*** Opening EXERCISE MATERIALS ***

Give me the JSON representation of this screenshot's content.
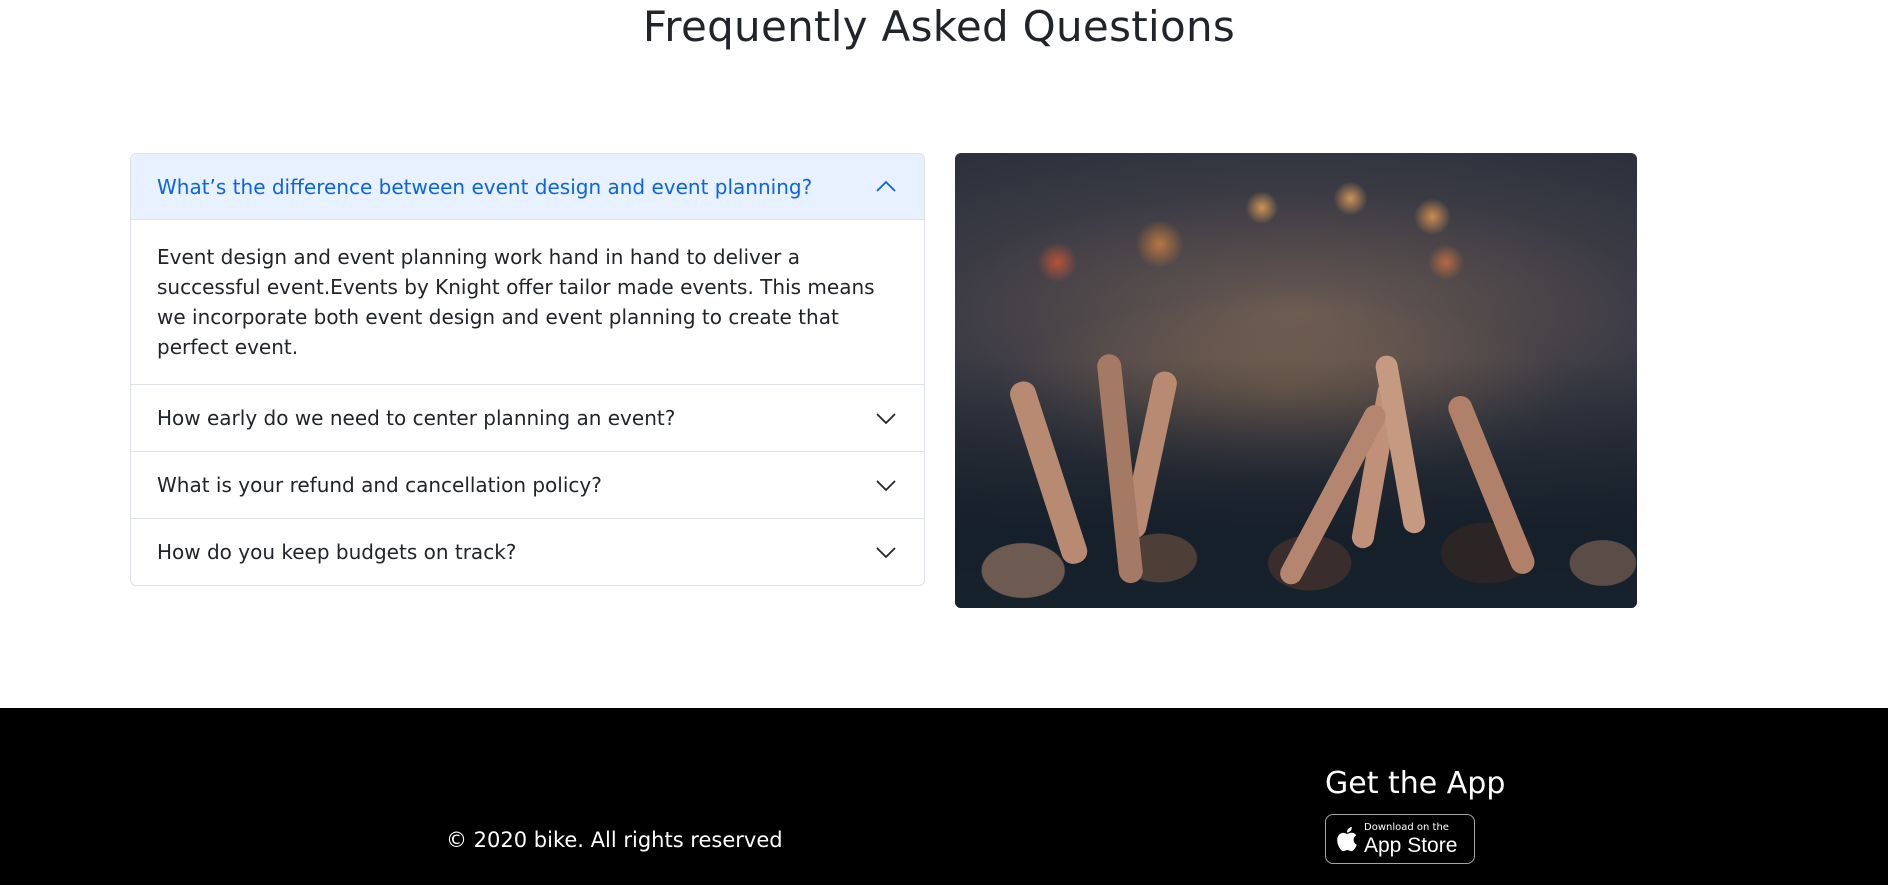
{
  "faq": {
    "title": "Frequently Asked Questions",
    "items": [
      {
        "question": "What’s the difference between event design and event planning?",
        "answer": "Event design and event planning work hand in hand to deliver a successful event.Events by Knight offer tailor made events. This means we incorporate both event design and event planning to create that perfect event.",
        "expanded": true
      },
      {
        "question": "How early do we need to center planning an event?",
        "expanded": false
      },
      {
        "question": "What is your refund and cancellation policy?",
        "expanded": false
      },
      {
        "question": "How do you keep budgets on track?",
        "expanded": false
      }
    ]
  },
  "footer": {
    "copyright": "© 2020 bike. All rights reserved",
    "get_app_title": "Get the App",
    "app_store_small": "Download on the",
    "app_store_large": "App Store"
  },
  "colors": {
    "active_header_bg": "#e7f1ff",
    "active_header_text": "#0c63e4",
    "footer_bg": "#000000"
  },
  "icons": {
    "expanded": "chevron-up-icon",
    "collapsed": "chevron-down-icon",
    "app_store": "apple-icon"
  }
}
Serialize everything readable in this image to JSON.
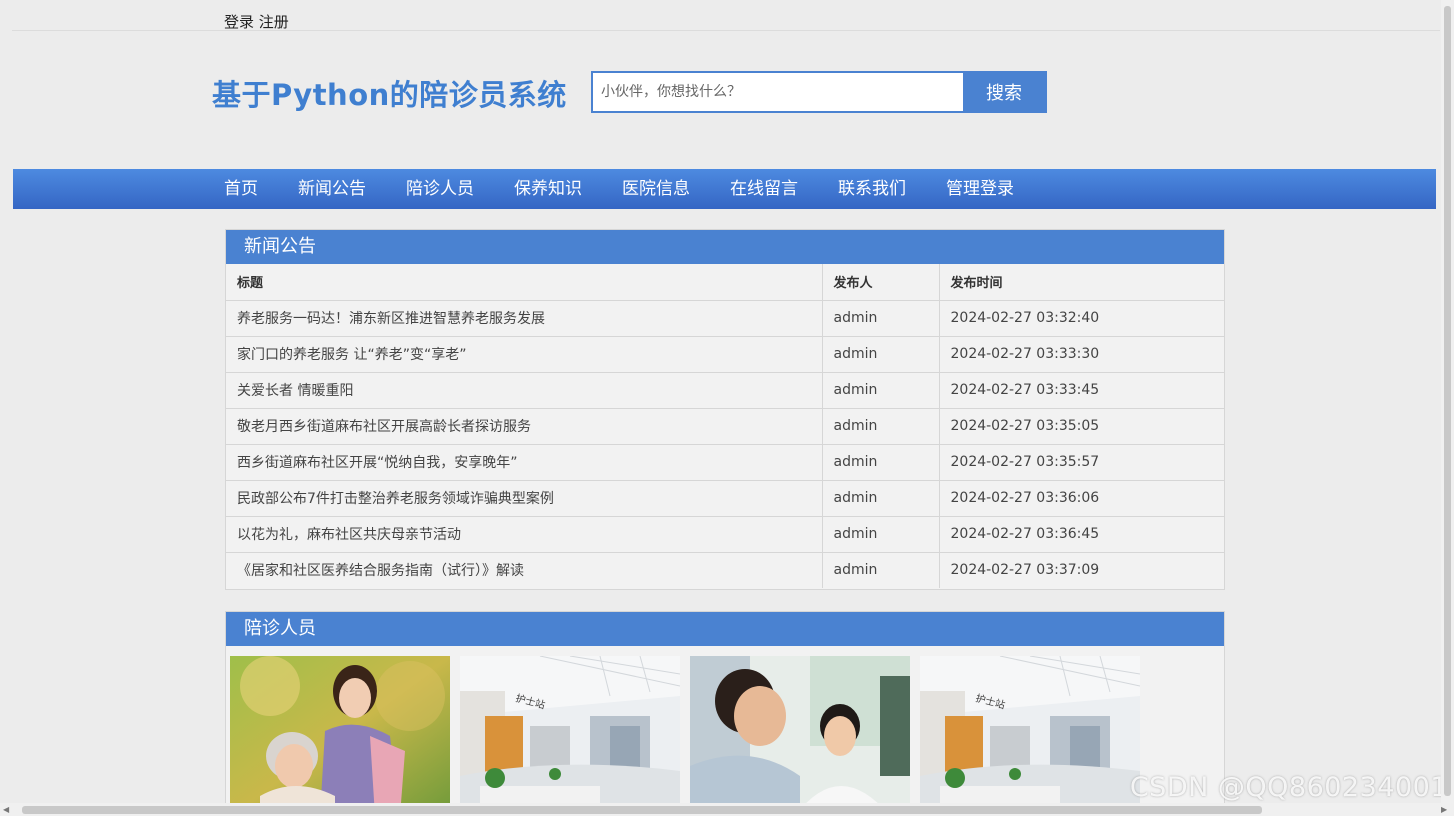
{
  "topbar": {
    "login": "登录",
    "register": "注册"
  },
  "header": {
    "title": "基于Python的陪诊员系统"
  },
  "search": {
    "placeholder": "小伙伴，你想找什么？",
    "button_label": "搜索"
  },
  "nav": {
    "items": [
      {
        "label": "首页"
      },
      {
        "label": "新闻公告"
      },
      {
        "label": "陪诊人员"
      },
      {
        "label": "保养知识"
      },
      {
        "label": "医院信息"
      },
      {
        "label": "在线留言"
      },
      {
        "label": "联系我们"
      },
      {
        "label": "管理登录"
      }
    ]
  },
  "news": {
    "header": "新闻公告",
    "columns": {
      "title": "标题",
      "author": "发布人",
      "time": "发布时间"
    },
    "rows": [
      {
        "title": "养老服务一码达！浦东新区推进智慧养老服务发展",
        "author": "admin",
        "time": "2024-02-27 03:32:40"
      },
      {
        "title": "家门口的养老服务 让“养老”变“享老”",
        "author": "admin",
        "time": "2024-02-27 03:33:30"
      },
      {
        "title": "关爱长者 情暖重阳",
        "author": "admin",
        "time": "2024-02-27 03:33:45"
      },
      {
        "title": "敬老月西乡街道麻布社区开展高龄长者探访服务",
        "author": "admin",
        "time": "2024-02-27 03:35:05"
      },
      {
        "title": "西乡街道麻布社区开展“悦纳自我，安享晚年”",
        "author": "admin",
        "time": "2024-02-27 03:35:57"
      },
      {
        "title": "民政部公布7件打击整治养老服务领域诈骗典型案例",
        "author": "admin",
        "time": "2024-02-27 03:36:06"
      },
      {
        "title": "以花为礼，麻布社区共庆母亲节活动",
        "author": "admin",
        "time": "2024-02-27 03:36:45"
      },
      {
        "title": "《居家和社区医养结合服务指南（试行）》解读",
        "author": "admin",
        "time": "2024-02-27 03:37:09"
      }
    ]
  },
  "staff": {
    "header": "陪诊人员",
    "photos": [
      {
        "name": "caregiver-elderly-photo"
      },
      {
        "name": "nurse-station-photo"
      },
      {
        "name": "doctor-consult-photo"
      },
      {
        "name": "nurse-station-photo"
      }
    ]
  },
  "watermark": "CSDN @QQ860234001",
  "colors": {
    "accent": "#4a82d1",
    "title": "#3f7fd0",
    "background": "#ececec"
  }
}
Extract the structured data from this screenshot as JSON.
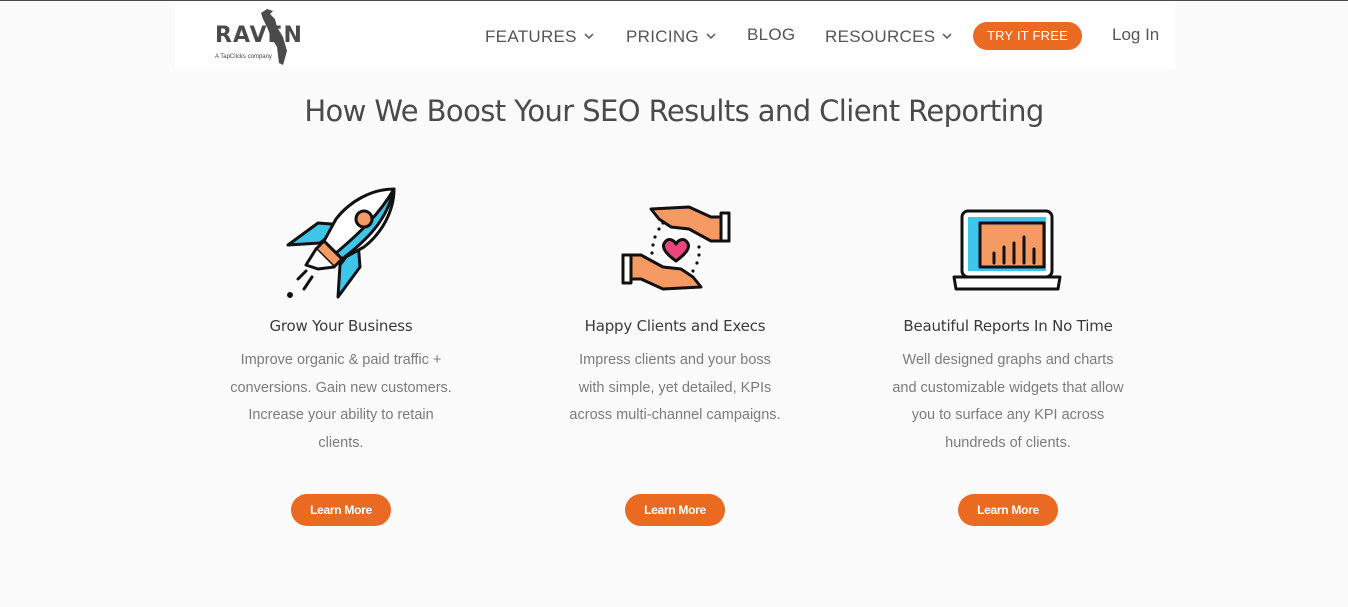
{
  "logo": {
    "word": "RAVEN",
    "sub": "A TapClicks company"
  },
  "nav": {
    "features": "FEATURES",
    "pricing": "PRICING",
    "blog": "BLOG",
    "resources": "RESOURCES",
    "try_free": "TRY IT FREE",
    "login": "Log In"
  },
  "headline": "How We Boost Your SEO Results and Client Reporting",
  "features": [
    {
      "icon": "rocket-icon",
      "title": "Grow Your Business",
      "desc": [
        "Improve organic & paid traffic +",
        "conversions. Gain new customers.",
        "Increase your ability to retain",
        "clients."
      ],
      "button": "Learn More"
    },
    {
      "icon": "hands-heart-icon",
      "title": "Happy Clients and Execs",
      "desc": [
        "Impress clients and your boss",
        "with simple, yet detailed, KPIs",
        "across multi-channel campaigns."
      ],
      "button": "Learn More"
    },
    {
      "icon": "laptop-chart-icon",
      "title": "Beautiful Reports In No Time",
      "desc": [
        "Well designed graphs and charts",
        "and customizable widgets that allow",
        "you to surface any KPI across",
        "hundreds of clients."
      ],
      "button": "Learn More"
    }
  ],
  "colors": {
    "accent": "#ea6a21",
    "cyan": "#3ec6ea",
    "orange_light": "#f59a62",
    "pink": "#e8467c"
  }
}
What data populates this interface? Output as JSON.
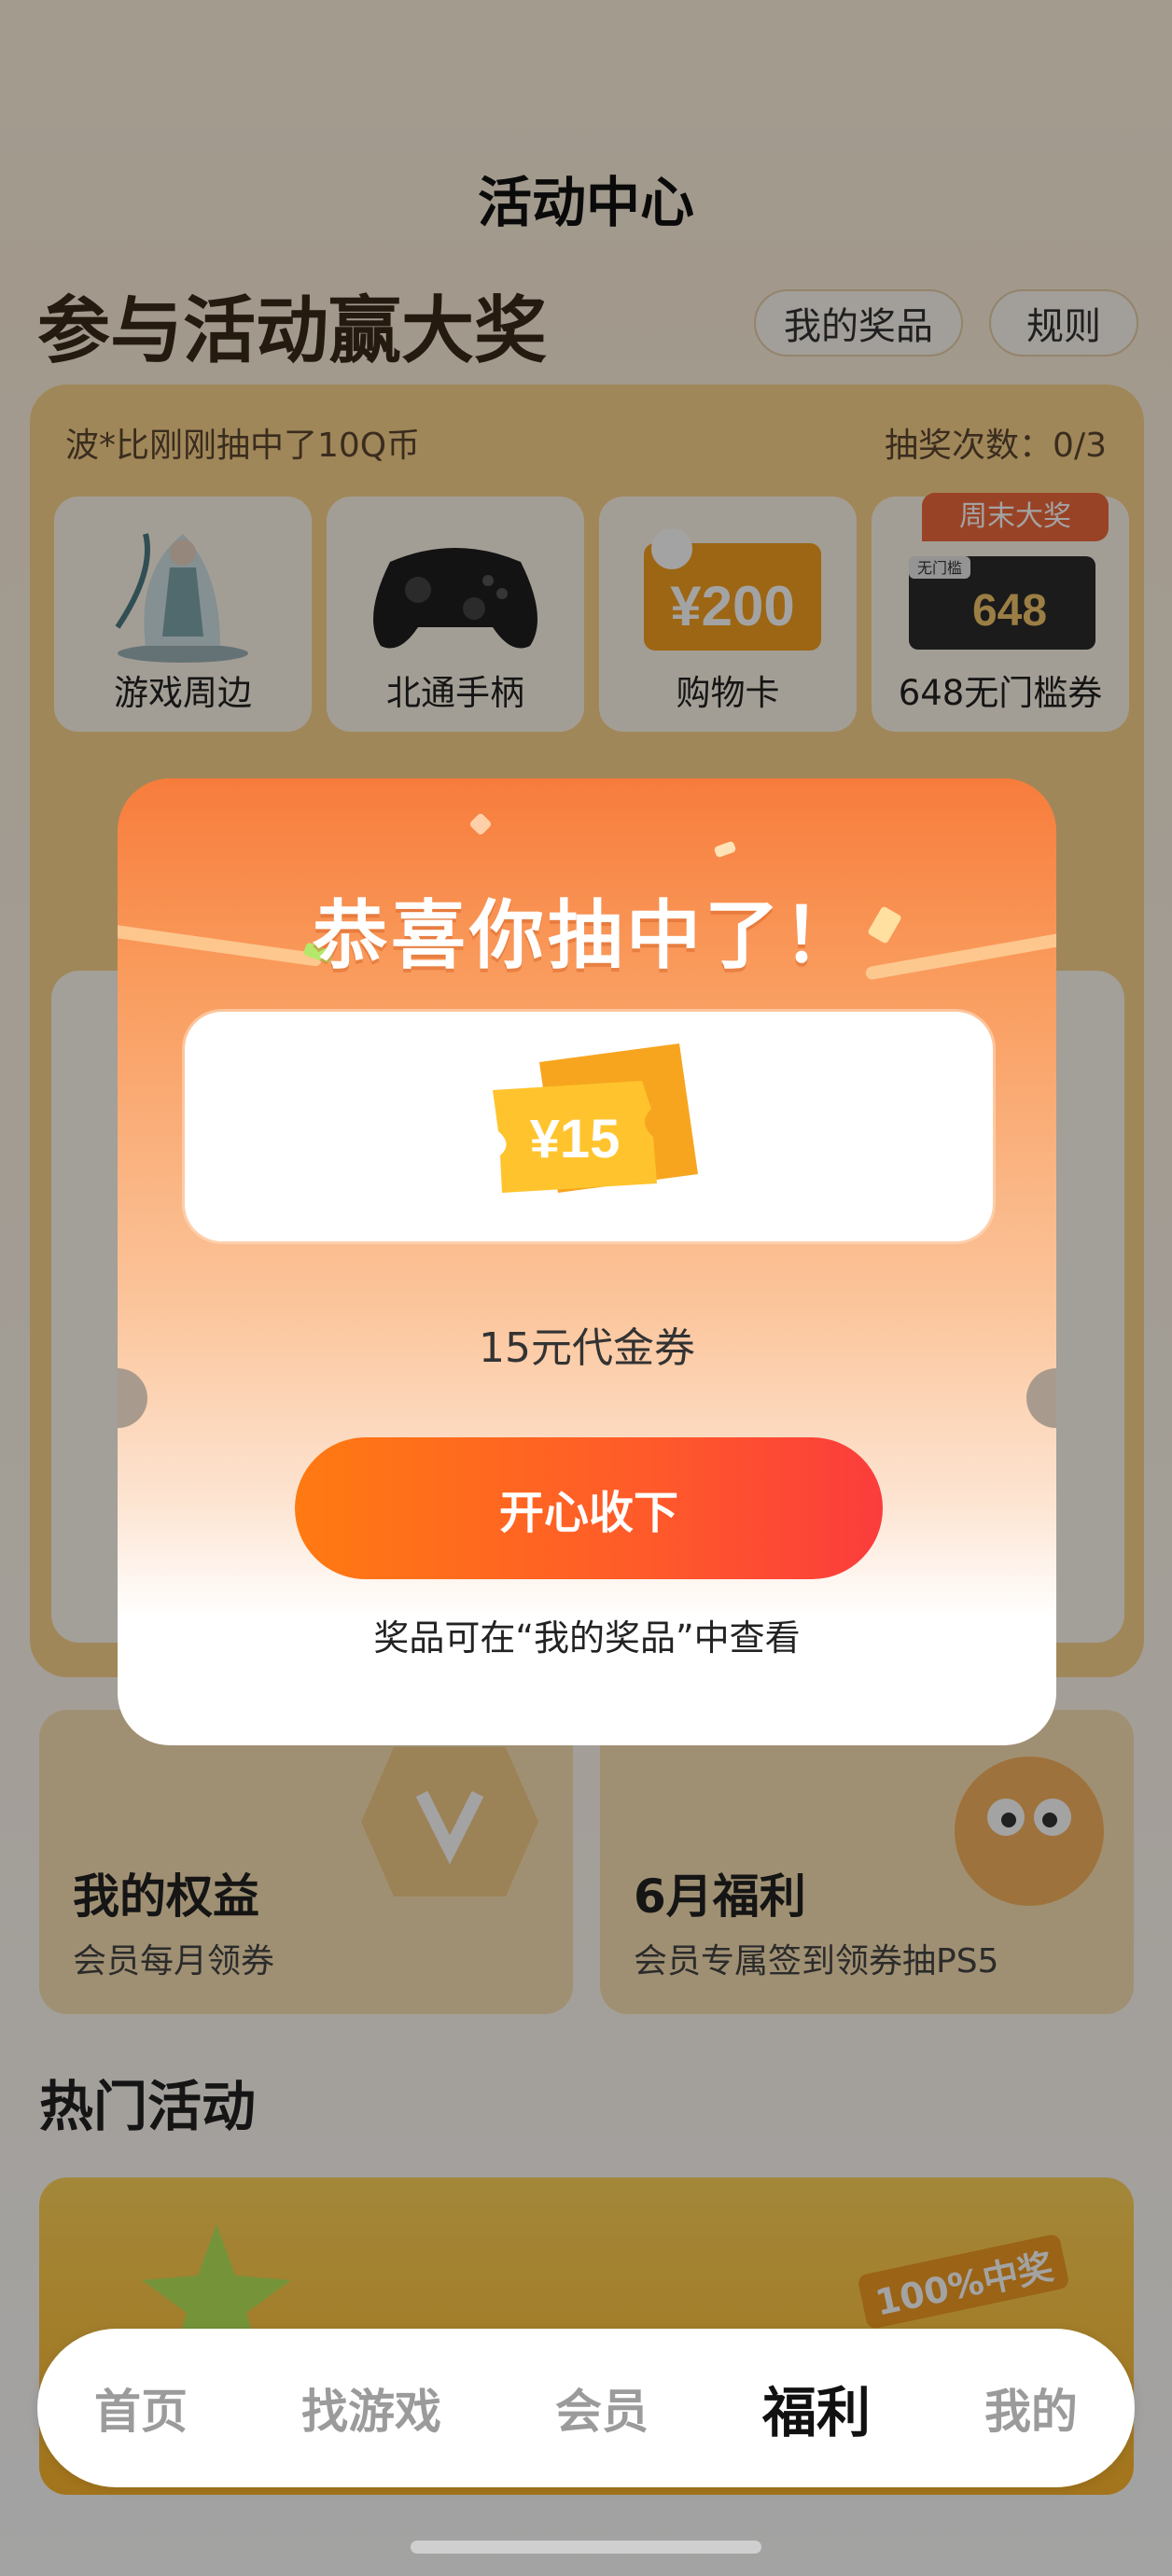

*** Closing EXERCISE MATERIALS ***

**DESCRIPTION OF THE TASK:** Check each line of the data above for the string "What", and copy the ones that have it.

**TASK OUTPUT:**
        "question": "What’s the difference between event design and event planning?",
        "question": "What is your refund and cancellation policy?",
What data populates this interface? Output as JSON.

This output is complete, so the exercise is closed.